After over two decades of intensive research, a variety of smoking cessation strategies, both behavioral and pharmacotherapeutic, have been developed and clinically validated. In this review, pharmacological products available for smoking cessation are profiled and examined for efficacy. Results of a recent comprehensive review and meta-analysis by the Agency for Health Care Policy and Research on the effects of behavior therapy on smoking cessation are also discussed. Further, meta-analyses and studies exploring the important interaction between pharmacological and behavioral therapies are considered. Applications of the growing wealth of smoking cessation strategies are discussed with respect to the needs of some special subpopulations of smokers including highly nicotine-dependent smokers and smokers with comorbid psychiatric diagnoses.
|Original language||English (US)|
|Number of pages||28|
|Journal||Journal of Clinical Psychology in Medical Settings|
|State||Published - 1999|
Bibliographical noteFunding Information:
This work was supported by NIDA grants P50-DA09259 and 2T32-DA07097.

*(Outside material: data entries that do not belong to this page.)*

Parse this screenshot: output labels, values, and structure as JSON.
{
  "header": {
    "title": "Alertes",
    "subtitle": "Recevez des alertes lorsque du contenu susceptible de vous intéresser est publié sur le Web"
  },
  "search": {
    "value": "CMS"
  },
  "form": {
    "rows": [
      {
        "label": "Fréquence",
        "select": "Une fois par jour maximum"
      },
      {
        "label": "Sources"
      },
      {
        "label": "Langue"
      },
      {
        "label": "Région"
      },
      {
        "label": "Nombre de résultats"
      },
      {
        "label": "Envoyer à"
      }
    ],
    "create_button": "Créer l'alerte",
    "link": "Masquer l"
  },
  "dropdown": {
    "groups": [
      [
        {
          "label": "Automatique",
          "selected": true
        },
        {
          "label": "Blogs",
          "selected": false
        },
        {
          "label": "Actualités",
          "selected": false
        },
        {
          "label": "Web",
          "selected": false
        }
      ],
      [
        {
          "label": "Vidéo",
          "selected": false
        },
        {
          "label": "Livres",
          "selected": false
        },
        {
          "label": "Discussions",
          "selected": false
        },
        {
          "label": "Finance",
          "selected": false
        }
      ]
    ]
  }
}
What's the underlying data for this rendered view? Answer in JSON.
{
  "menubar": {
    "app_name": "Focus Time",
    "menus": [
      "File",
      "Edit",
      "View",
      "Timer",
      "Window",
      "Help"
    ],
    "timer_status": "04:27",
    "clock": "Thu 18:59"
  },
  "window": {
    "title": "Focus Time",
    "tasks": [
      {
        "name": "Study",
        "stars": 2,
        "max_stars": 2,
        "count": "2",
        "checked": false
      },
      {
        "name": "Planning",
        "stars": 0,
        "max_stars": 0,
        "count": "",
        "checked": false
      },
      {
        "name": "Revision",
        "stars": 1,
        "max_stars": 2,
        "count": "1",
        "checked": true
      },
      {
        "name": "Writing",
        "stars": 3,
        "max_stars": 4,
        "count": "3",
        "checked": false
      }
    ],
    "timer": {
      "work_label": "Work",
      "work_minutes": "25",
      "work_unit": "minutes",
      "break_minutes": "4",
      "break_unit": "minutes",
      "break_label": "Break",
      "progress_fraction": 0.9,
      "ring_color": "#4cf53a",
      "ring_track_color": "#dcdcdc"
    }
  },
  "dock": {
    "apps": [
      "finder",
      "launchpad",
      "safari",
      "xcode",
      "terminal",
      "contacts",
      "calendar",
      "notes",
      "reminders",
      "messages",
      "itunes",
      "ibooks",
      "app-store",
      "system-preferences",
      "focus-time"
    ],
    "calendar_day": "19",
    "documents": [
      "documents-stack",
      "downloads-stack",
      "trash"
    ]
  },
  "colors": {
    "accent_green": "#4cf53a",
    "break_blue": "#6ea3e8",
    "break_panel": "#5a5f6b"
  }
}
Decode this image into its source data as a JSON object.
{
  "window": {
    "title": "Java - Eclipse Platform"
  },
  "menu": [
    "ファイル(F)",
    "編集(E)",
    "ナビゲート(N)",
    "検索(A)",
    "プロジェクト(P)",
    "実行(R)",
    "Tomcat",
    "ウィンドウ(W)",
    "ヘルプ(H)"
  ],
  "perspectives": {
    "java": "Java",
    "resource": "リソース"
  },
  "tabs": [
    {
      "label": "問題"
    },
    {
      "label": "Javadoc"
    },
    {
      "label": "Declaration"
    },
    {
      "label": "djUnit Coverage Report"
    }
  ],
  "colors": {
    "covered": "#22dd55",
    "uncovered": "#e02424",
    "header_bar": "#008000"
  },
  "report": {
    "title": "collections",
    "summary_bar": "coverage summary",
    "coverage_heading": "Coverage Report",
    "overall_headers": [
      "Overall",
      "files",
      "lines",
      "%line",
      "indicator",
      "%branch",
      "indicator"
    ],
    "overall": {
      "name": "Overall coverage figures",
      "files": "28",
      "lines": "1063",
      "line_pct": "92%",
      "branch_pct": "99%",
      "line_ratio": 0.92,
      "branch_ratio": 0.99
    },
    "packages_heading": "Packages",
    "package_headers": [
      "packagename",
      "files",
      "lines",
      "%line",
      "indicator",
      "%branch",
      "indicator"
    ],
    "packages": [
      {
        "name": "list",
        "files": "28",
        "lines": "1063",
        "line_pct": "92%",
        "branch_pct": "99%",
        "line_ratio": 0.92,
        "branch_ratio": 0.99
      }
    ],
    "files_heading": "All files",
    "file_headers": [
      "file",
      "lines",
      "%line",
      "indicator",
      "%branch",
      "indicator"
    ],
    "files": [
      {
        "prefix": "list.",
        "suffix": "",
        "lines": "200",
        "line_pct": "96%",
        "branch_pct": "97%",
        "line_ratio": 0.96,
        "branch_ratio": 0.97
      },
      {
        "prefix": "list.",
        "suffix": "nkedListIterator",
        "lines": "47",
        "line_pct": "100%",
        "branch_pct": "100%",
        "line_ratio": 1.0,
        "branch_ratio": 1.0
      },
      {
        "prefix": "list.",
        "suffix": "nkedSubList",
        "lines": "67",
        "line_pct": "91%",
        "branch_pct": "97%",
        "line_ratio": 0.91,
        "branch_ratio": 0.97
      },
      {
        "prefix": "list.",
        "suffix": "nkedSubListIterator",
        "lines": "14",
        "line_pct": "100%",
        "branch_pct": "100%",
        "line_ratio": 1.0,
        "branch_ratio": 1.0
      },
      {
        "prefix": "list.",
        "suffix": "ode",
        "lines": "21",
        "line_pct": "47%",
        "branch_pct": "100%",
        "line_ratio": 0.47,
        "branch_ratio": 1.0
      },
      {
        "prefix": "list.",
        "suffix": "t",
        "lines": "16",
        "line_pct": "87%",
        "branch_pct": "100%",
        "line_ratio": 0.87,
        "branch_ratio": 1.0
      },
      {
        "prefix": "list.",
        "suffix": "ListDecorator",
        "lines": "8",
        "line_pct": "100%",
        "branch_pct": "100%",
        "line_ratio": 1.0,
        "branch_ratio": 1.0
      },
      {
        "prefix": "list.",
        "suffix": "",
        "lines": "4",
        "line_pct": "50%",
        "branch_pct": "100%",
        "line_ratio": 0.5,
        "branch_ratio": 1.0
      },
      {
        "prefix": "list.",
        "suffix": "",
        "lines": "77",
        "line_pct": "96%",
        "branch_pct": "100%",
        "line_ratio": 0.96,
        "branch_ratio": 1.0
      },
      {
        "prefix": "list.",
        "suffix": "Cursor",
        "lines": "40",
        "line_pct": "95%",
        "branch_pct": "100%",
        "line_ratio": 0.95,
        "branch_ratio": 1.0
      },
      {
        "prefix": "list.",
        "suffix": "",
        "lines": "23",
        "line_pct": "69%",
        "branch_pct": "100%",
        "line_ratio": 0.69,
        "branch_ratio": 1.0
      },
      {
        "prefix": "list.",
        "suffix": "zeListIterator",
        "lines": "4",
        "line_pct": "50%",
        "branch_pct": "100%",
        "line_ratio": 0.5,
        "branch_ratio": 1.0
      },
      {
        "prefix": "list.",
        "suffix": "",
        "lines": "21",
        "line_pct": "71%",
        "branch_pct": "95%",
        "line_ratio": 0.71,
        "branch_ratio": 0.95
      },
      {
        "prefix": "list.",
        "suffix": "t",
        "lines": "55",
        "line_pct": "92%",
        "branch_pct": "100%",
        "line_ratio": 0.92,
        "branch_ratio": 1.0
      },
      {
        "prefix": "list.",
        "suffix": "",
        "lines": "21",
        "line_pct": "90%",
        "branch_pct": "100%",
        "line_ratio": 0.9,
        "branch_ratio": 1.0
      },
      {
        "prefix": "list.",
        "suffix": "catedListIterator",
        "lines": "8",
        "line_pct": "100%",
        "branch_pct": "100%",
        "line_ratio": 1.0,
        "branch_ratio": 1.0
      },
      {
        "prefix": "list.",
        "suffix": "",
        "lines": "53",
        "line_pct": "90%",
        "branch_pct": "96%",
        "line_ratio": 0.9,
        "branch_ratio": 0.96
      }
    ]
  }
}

- Behavior therapy
- Health psychology
- Nicotine dependence
- Smoking cessation